Under the landlord-tenant laws of Nevada, a landlord is allowed to make deductions on a tenant's security deposit only if the tenant has unpaid rent, if there are critical damages on the property that goes beyond normal wear and tear and if there are any other costs incurred due to breach of lease agreement such as unpaid utility bills. The balance along with the itemized list of deductions and receipts proving expenditure must be sent to the tenant within 30 days after the end of the tenancy.

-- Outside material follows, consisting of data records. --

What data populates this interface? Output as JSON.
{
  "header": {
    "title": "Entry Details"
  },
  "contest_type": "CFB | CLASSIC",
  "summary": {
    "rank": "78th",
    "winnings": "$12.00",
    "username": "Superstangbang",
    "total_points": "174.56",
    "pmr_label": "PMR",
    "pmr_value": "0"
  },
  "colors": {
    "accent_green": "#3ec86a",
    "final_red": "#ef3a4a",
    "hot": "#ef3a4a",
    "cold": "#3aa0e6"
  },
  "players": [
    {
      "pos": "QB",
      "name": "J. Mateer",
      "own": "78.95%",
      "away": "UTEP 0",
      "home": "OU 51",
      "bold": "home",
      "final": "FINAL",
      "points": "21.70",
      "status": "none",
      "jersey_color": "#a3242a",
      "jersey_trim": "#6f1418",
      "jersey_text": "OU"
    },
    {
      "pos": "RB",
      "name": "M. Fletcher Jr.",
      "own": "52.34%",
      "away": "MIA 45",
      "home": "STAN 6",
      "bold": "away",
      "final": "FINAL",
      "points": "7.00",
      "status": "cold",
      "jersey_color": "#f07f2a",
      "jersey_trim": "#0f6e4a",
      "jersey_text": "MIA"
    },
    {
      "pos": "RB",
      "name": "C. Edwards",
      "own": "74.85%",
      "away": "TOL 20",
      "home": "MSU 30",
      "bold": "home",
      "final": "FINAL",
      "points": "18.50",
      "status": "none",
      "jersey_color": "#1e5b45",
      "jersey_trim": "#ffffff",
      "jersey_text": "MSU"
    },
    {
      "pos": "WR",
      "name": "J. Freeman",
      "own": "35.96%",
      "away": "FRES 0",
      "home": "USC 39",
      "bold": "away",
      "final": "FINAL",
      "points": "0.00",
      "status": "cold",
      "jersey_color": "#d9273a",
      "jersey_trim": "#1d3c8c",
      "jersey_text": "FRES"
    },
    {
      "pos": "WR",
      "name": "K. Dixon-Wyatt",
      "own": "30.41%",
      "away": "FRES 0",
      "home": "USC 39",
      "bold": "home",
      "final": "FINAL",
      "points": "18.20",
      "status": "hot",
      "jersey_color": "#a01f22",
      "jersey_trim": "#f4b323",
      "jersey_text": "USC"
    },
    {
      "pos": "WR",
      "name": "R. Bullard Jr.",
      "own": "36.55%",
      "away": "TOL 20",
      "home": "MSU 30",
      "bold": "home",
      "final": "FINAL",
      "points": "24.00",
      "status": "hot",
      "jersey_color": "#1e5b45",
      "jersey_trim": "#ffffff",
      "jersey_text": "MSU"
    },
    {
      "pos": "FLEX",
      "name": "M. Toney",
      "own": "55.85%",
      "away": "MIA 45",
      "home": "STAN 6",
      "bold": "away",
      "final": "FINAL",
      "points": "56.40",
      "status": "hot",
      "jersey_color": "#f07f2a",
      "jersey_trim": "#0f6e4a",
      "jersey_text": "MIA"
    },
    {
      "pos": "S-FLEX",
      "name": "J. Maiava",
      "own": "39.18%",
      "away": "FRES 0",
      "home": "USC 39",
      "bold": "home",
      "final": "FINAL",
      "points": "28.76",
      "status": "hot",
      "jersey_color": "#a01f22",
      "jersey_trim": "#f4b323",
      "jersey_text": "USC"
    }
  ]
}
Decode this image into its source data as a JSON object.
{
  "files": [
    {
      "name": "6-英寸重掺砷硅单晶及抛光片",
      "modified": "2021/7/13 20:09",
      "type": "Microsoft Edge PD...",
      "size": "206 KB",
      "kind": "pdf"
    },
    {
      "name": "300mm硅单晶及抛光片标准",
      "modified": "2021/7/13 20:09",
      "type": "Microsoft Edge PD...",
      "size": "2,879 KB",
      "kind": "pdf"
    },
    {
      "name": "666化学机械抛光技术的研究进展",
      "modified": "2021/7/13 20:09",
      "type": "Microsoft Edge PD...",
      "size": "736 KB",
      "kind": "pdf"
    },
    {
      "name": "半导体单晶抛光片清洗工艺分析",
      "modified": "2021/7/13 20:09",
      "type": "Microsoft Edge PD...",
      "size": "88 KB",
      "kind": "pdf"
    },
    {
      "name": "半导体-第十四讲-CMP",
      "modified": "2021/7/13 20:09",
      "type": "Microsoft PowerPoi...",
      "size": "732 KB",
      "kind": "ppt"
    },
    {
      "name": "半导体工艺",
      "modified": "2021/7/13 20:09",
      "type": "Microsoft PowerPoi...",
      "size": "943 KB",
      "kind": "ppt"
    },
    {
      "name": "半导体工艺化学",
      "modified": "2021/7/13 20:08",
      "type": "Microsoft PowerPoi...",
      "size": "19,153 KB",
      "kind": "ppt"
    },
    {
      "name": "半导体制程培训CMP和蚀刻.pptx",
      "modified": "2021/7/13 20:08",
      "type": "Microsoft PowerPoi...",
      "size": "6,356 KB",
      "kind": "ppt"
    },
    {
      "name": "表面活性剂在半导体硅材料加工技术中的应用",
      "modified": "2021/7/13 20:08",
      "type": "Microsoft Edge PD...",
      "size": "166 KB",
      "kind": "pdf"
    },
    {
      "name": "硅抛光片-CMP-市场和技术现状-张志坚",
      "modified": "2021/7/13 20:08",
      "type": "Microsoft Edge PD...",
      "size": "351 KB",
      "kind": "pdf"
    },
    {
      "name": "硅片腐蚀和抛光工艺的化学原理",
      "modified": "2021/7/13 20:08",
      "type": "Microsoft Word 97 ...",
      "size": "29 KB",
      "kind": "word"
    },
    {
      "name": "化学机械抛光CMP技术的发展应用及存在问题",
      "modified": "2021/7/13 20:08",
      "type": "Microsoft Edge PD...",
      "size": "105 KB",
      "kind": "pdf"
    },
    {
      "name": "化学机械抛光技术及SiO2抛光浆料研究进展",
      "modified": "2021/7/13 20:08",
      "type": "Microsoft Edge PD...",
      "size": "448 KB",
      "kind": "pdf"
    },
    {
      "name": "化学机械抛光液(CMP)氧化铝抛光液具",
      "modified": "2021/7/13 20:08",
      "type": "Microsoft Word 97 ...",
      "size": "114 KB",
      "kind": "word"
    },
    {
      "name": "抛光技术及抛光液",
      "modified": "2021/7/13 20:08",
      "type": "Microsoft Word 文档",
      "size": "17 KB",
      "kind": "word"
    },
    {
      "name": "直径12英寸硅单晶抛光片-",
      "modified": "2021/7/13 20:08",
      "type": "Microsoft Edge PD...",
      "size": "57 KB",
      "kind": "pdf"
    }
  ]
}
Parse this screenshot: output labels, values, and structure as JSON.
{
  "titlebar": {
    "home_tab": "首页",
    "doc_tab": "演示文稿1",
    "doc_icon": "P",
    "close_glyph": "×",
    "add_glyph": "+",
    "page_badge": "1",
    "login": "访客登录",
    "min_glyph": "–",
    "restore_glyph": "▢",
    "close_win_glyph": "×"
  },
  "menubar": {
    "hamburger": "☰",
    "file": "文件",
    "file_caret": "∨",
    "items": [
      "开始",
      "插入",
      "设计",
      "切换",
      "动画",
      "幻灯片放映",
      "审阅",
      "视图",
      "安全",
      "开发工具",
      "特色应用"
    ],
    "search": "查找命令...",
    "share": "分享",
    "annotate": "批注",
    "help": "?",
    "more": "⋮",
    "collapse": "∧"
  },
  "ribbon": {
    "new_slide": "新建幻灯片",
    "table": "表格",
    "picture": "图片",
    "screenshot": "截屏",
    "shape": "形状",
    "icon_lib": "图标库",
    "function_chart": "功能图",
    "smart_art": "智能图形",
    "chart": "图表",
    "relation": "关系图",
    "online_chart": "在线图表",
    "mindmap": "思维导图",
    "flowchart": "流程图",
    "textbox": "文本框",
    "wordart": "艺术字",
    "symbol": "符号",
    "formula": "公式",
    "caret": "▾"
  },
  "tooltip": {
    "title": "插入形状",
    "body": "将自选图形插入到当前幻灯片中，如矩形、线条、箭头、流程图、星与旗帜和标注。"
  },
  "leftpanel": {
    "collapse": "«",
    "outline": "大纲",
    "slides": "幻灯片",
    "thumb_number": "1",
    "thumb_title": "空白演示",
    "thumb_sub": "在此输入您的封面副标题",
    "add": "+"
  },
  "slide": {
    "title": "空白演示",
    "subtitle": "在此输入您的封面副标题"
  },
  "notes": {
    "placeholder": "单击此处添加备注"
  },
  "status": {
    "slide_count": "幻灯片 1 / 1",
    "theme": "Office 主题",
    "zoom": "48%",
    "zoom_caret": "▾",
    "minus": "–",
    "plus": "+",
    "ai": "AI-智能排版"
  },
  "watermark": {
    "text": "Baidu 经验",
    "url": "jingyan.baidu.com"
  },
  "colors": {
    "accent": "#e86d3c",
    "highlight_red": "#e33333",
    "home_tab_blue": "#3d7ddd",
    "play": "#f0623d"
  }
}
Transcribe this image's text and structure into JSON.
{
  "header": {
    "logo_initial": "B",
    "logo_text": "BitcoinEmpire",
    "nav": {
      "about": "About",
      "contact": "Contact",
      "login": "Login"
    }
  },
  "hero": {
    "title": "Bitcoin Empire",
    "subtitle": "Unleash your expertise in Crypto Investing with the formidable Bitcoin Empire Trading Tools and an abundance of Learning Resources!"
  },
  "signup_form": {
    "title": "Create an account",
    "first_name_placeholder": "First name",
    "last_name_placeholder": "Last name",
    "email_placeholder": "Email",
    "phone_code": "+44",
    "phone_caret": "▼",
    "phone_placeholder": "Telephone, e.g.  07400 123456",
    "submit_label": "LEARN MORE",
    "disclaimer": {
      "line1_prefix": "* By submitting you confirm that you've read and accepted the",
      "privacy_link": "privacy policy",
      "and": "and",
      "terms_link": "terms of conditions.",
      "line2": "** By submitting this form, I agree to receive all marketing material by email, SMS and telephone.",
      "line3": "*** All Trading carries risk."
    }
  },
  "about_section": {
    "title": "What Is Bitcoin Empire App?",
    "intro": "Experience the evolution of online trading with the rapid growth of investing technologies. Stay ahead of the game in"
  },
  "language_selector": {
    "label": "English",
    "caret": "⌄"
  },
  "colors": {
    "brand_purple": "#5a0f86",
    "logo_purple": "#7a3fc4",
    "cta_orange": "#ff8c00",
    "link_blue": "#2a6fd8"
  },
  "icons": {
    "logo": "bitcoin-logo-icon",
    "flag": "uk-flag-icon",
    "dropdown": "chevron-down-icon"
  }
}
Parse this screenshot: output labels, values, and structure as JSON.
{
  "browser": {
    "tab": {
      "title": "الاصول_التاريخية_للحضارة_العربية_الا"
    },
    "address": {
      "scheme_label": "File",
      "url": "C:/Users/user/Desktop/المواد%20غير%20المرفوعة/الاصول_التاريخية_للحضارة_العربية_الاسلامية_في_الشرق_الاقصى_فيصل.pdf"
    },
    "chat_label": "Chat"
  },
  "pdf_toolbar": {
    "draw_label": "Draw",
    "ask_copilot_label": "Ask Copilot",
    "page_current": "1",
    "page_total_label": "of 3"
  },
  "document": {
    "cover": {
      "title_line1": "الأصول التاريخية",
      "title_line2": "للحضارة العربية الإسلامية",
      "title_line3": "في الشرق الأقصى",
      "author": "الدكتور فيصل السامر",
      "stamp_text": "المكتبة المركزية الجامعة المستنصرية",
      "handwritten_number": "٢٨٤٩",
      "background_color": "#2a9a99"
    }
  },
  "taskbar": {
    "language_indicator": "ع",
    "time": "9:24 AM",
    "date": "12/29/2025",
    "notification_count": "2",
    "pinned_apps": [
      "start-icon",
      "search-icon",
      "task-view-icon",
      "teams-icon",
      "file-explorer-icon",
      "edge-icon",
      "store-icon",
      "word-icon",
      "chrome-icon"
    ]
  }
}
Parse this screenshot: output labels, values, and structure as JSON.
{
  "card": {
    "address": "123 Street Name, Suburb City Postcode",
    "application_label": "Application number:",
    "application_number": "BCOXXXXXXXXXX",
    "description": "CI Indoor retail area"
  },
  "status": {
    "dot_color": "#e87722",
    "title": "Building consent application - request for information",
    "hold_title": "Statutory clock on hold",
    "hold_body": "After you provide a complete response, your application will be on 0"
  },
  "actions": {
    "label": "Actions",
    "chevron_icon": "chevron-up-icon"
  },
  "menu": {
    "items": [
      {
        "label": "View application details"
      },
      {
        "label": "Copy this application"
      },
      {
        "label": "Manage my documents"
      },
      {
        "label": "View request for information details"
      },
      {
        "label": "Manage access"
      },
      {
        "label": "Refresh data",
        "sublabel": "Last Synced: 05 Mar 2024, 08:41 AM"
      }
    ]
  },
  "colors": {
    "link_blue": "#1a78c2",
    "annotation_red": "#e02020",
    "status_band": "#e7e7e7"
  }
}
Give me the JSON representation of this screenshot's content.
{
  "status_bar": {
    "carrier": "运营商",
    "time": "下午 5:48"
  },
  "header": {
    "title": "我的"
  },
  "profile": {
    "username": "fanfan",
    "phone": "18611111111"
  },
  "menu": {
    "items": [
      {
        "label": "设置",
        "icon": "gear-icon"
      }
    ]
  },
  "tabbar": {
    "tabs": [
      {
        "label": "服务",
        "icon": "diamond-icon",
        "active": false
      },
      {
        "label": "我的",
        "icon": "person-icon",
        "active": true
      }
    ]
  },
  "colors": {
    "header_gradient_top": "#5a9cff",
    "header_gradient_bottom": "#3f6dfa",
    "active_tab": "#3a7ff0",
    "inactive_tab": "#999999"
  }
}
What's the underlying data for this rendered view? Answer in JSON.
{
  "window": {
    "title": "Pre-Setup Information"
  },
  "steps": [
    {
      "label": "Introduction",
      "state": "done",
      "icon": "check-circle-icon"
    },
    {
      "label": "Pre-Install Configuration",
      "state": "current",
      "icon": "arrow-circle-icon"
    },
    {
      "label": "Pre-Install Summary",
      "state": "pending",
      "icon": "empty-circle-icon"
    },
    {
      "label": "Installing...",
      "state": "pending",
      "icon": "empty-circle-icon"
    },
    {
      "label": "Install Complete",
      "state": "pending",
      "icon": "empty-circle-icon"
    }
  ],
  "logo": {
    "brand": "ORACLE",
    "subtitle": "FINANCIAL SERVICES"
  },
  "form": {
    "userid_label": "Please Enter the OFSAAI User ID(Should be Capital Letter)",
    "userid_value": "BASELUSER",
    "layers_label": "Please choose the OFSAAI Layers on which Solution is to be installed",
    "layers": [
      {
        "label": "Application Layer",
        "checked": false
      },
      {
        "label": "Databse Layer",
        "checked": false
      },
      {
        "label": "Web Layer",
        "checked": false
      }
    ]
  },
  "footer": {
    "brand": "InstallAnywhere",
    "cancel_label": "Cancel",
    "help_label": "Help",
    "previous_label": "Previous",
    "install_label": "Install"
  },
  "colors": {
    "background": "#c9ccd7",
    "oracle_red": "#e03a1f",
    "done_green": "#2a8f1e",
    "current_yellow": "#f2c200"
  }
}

Normal wear and tear refer to damages resulting from inevitable regular activities such as dry cleaning the carpet which may cause it to wear over time and curtains which fade due to exposure to the sun and paint fading. Costs incurred in repairing or making replacements on such damages cannot be deducted from the tenant's security deposit. Only on crucial instances like a damaged appliance and cracked sinks can the landlord make deductions on the tenant's security deposit.
In case you feel that the landlord has overcharged or made some irrelevant deductions on your security deposit, there are a number of ways to get back your security deposit. The first and best option that tenants should opt for is to send a well-written letter. The letter should confirm receipt of the itemized list of deductions sent by the landlord then express the tenant's concerns about the unnecessary deductions clearly stating why you are disputing. Any form of communication with the landlord or property management should be put in writing to avoid any issues in future and also act as proof should the matter end up in court.
This HomeTitan Damages Claim Dispute Letter has been created with reference to Nevada's landlord-tenant laws and is intended to remind the landlord of their obligation on security deposits and making them understand that you are aware of your rights as a tenant. A clearly written letter that professionally addresses your concerns while sounding a legal warning to the landlord usually works in settling disputes without needing to go to court. To be certain that the letter is delivered to the landlord, send it via certified mail and keep your own copy.